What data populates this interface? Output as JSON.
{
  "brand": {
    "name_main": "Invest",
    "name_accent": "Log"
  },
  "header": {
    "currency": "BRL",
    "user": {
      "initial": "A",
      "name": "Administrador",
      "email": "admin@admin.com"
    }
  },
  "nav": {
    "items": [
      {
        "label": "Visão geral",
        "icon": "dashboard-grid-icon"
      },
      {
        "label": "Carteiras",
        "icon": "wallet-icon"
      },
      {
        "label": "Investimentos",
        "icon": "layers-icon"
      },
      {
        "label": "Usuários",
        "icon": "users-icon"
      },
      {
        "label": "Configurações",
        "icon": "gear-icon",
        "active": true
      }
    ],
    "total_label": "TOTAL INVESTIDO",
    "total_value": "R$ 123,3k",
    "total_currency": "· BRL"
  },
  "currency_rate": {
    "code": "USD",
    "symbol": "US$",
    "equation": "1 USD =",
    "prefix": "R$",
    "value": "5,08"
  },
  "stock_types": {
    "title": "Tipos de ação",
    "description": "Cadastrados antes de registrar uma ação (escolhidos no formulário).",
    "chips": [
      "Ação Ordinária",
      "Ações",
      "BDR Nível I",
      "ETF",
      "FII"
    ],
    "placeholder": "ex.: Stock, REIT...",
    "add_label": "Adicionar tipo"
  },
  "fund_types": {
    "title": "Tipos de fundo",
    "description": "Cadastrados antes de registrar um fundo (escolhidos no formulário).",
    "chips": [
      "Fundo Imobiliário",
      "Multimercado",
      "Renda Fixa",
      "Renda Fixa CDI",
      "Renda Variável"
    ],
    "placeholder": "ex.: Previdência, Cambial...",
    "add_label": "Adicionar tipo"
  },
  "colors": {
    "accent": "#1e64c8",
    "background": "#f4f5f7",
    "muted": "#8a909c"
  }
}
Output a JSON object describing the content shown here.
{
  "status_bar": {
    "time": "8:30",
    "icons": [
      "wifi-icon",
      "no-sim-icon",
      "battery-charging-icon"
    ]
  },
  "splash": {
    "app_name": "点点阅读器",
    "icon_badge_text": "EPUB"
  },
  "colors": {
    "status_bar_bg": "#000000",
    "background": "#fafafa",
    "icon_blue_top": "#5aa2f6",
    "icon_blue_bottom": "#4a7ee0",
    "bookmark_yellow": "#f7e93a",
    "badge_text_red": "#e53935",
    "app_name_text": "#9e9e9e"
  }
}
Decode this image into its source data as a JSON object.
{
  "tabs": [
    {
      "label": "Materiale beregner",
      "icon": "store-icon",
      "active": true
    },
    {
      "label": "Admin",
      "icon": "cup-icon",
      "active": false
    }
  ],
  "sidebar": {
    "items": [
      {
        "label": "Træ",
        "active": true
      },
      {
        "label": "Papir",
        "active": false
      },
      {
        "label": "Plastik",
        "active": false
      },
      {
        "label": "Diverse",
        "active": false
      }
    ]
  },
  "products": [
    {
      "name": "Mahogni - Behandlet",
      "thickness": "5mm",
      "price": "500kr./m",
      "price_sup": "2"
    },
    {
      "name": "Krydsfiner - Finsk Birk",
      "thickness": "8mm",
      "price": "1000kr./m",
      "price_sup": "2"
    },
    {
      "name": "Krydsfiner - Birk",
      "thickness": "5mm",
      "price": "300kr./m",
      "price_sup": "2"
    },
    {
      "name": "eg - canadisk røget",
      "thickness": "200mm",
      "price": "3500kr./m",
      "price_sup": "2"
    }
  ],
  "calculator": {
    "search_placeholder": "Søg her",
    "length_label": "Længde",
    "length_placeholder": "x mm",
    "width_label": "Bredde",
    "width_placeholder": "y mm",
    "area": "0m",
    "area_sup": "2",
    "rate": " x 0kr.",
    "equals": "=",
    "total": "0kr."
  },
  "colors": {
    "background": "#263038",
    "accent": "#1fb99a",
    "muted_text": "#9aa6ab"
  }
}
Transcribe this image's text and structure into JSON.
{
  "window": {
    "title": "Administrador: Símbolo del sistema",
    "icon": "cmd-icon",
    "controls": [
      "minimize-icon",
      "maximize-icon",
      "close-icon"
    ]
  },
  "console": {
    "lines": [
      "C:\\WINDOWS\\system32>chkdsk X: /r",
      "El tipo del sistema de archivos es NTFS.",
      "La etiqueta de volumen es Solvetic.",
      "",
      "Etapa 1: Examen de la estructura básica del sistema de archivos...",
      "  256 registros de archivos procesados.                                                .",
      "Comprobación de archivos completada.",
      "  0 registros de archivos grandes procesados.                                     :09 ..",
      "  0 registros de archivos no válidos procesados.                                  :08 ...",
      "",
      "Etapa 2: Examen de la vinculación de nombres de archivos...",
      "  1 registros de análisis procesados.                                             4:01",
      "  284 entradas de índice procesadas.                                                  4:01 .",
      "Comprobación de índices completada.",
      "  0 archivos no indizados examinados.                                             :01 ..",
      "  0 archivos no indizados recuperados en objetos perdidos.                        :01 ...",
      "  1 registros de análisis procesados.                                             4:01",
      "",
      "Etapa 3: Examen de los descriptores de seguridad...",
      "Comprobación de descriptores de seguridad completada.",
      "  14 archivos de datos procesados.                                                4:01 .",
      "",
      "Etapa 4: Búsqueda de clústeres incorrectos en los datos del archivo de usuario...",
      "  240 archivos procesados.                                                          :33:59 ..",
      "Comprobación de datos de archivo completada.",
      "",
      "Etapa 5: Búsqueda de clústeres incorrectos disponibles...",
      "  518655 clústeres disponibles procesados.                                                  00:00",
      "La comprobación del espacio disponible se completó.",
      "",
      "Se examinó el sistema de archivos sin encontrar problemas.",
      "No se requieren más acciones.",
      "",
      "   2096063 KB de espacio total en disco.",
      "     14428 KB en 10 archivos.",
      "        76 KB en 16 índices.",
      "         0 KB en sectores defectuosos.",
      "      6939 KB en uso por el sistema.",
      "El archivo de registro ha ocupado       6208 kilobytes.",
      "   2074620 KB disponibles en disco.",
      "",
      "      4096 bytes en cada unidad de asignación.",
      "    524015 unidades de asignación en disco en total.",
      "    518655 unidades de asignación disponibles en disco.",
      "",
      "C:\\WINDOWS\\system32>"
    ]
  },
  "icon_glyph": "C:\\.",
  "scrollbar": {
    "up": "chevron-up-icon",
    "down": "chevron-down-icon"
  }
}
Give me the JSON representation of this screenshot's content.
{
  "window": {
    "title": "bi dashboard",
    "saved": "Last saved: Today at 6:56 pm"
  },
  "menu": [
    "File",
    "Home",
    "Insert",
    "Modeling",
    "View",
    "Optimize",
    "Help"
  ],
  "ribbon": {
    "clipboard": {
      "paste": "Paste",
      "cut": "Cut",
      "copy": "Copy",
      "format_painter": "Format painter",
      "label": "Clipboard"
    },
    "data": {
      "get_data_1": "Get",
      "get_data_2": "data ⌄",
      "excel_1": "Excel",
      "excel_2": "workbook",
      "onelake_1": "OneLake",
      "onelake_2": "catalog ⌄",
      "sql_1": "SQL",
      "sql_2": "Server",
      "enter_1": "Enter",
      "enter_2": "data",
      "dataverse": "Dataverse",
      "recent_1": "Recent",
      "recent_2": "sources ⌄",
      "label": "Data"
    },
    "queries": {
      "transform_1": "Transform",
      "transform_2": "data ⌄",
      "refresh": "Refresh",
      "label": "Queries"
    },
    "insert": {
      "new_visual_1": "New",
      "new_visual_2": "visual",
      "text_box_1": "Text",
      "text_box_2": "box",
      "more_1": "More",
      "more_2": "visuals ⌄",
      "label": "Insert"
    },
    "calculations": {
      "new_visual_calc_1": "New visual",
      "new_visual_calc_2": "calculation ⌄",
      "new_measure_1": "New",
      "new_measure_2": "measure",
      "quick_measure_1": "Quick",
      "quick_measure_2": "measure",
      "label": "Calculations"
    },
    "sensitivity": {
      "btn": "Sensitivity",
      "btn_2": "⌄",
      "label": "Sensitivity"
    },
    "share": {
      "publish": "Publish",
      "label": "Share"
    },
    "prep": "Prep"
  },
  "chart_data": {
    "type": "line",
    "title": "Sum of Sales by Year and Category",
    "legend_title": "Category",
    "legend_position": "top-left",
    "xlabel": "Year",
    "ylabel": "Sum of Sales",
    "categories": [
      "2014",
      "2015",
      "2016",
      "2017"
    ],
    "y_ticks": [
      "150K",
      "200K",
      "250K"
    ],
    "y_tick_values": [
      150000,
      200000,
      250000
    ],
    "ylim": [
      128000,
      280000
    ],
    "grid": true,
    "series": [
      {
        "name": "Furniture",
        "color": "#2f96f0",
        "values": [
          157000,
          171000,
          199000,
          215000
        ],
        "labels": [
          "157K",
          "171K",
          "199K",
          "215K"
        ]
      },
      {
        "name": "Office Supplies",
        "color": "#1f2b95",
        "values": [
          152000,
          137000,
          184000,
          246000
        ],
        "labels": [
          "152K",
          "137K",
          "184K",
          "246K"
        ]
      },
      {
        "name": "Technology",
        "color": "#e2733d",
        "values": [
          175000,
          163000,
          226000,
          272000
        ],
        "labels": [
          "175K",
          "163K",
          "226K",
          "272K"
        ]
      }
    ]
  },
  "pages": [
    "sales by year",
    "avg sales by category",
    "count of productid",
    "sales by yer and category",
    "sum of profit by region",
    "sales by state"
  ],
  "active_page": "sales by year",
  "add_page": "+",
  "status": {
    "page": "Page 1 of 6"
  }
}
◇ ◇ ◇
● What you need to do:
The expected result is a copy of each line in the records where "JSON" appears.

● Finished task:
What data populates this interface? Output as JSON.
Output a JSON object describing the content shown here.
Decode this image into its source data as a JSON object.
Transcribe this image's text and structure into JSON.
Give me the JSON representation of this screenshot's content.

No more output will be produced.